__Exercise description__: Each record below should be printed exactly as it was written.

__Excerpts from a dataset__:
▼
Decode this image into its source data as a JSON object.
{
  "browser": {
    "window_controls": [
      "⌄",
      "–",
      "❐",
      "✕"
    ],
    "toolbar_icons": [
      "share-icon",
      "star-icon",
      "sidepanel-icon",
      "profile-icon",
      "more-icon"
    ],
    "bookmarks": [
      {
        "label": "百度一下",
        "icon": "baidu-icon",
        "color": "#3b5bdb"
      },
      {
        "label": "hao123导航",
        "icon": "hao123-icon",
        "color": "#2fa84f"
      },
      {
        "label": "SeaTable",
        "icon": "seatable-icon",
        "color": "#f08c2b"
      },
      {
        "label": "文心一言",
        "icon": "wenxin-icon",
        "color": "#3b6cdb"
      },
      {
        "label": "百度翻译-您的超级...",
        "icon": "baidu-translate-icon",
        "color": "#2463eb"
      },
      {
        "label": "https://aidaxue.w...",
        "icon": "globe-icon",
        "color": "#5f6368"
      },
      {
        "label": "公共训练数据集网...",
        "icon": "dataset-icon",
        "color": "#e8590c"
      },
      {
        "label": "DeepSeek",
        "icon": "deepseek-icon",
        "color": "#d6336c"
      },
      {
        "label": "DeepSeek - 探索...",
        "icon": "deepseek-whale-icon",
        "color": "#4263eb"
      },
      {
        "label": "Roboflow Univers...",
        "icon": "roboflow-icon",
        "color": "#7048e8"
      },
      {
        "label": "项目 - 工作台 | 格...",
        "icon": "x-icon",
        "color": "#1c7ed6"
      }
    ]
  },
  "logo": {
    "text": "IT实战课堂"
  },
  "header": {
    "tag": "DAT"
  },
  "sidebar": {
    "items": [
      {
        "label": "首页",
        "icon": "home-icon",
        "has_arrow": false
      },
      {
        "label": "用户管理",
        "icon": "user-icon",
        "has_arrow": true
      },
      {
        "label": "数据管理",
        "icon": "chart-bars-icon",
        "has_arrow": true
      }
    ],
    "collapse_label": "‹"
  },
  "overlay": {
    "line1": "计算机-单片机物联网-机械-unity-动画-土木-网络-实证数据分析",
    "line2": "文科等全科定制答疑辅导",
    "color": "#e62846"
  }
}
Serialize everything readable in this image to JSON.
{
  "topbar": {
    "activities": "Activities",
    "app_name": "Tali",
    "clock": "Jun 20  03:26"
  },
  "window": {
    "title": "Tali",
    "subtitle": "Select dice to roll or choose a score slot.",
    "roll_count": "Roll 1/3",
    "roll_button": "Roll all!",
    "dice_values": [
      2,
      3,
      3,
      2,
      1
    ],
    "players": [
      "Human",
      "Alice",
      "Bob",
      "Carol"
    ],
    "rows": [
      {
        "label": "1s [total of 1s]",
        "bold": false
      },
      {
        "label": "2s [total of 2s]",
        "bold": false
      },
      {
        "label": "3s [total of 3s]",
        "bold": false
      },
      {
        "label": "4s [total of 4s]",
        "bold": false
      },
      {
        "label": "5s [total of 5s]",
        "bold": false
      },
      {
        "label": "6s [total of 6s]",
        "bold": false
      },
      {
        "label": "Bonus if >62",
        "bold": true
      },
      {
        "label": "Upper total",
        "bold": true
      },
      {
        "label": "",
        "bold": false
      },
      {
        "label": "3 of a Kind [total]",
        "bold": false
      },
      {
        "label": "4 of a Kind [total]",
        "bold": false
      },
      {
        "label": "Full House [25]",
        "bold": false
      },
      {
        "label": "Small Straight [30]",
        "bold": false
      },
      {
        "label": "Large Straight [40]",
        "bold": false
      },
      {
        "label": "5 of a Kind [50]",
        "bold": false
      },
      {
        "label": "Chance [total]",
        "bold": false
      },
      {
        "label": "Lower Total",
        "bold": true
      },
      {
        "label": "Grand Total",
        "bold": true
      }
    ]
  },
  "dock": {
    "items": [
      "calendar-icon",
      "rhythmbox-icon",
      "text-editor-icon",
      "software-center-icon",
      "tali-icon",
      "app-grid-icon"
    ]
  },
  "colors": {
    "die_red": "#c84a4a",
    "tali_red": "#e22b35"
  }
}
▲
__Expected output__:
Decode this image into its source data as a JSON object.
{
  "browser": {
    "window_controls": [
      "⌄",
      "–",
      "❐",
      "✕"
    ],
    "toolbar_icons": [
      "share-icon",
      "star-icon",
      "sidepanel-icon",
      "profile-icon",
      "more-icon"
    ],
    "bookmarks": [
      {
        "label": "百度一下",
        "icon": "baidu-icon",
        "color": "#3b5bdb"
      },
      {
        "label": "hao123导航",
        "icon": "hao123-icon",
        "color": "#2fa84f"
      },
      {
        "label": "SeaTable",
        "icon": "seatable-icon",
        "color": "#f08c2b"
      },
      {
        "label": "文心一言",
        "icon": "wenxin-icon",
        "color": "#3b6cdb"
      },
      {
        "label": "百度翻译-您的超级...",
        "icon": "baidu-translate-icon",
        "color": "#2463eb"
      },
      {
        "label": "https://aidaxue.w...",
        "icon": "globe-icon",
        "color": "#5f6368"
      },
      {
        "label": "公共训练数据集网...",
        "icon": "dataset-icon",
        "color": "#e8590c"
      },
      {
        "label": "DeepSeek",
        "icon": "deepseek-icon",
        "color": "#d6336c"
      },
      {
        "label": "DeepSeek - 探索...",
        "icon": "deepseek-whale-icon",
        "color": "#4263eb"
      },
      {
        "label": "Roboflow Univers...",
        "icon": "roboflow-icon",
        "color": "#7048e8"
      },
      {
        "label": "项目 - 工作台 | 格...",
        "icon": "x-icon",
        "color": "#1c7ed6"
      }
    ]
  },
  "logo": {
    "text": "IT实战课堂"
  },
  "header": {
    "tag": "DAT"
  },
  "sidebar": {
    "items": [
      {
        "label": "首页",
        "icon": "home-icon",
        "has_arrow": false
      },
      {
        "label": "用户管理",
        "icon": "user-icon",
        "has_arrow": true
      },
      {
        "label": "数据管理",
        "icon": "chart-bars-icon",
        "has_arrow": true
      }
    ],
    "collapse_label": "‹"
  },
  "overlay": {
    "line1": "计算机-单片机物联网-机械-unity-动画-土木-网络-实证数据分析",
    "line2": "文科等全科定制答疑辅导",
    "color": "#e62846"
  }
}
Serialize everything readable in this image to JSON.
{
  "topbar": {
    "activities": "Activities",
    "app_name": "Tali",
    "clock": "Jun 20  03:26"
  },
  "window": {
    "title": "Tali",
    "subtitle": "Select dice to roll or choose a score slot.",
    "roll_count": "Roll 1/3",
    "roll_button": "Roll all!",
    "dice_values": [
      2,
      3,
      3,
      2,
      1
    ],
    "players": [
      "Human",
      "Alice",
      "Bob",
      "Carol"
    ],
    "rows": [
      {
        "label": "1s [total of 1s]",
        "bold": false
      },
      {
        "label": "2s [total of 2s]",
        "bold": false
      },
      {
        "label": "3s [total of 3s]",
        "bold": false
      },
      {
        "label": "4s [total of 4s]",
        "bold": false
      },
      {
        "label": "5s [total of 5s]",
        "bold": false
      },
      {
        "label": "6s [total of 6s]",
        "bold": false
      },
      {
        "label": "Bonus if >62",
        "bold": true
      },
      {
        "label": "Upper total",
        "bold": true
      },
      {
        "label": "",
        "bold": false
      },
      {
        "label": "3 of a Kind [total]",
        "bold": false
      },
      {
        "label": "4 of a Kind [total]",
        "bold": false
      },
      {
        "label": "Full House [25]",
        "bold": false
      },
      {
        "label": "Small Straight [30]",
        "bold": false
      },
      {
        "label": "Large Straight [40]",
        "bold": false
      },
      {
        "label": "5 of a Kind [50]",
        "bold": false
      },
      {
        "label": "Chance [total]",
        "bold": false
      },
      {
        "label": "Lower Total",
        "bold": true
      },
      {
        "label": "Grand Total",
        "bold": true
      }
    ]
  },
  "dock": {
    "items": [
      "calendar-icon",
      "rhythmbox-icon",
      "text-editor-icon",
      "software-center-icon",
      "tali-icon",
      "app-grid-icon"
    ]
  },
  "colors": {
    "die_red": "#c84a4a",
    "tali_red": "#e22b35"
  }
}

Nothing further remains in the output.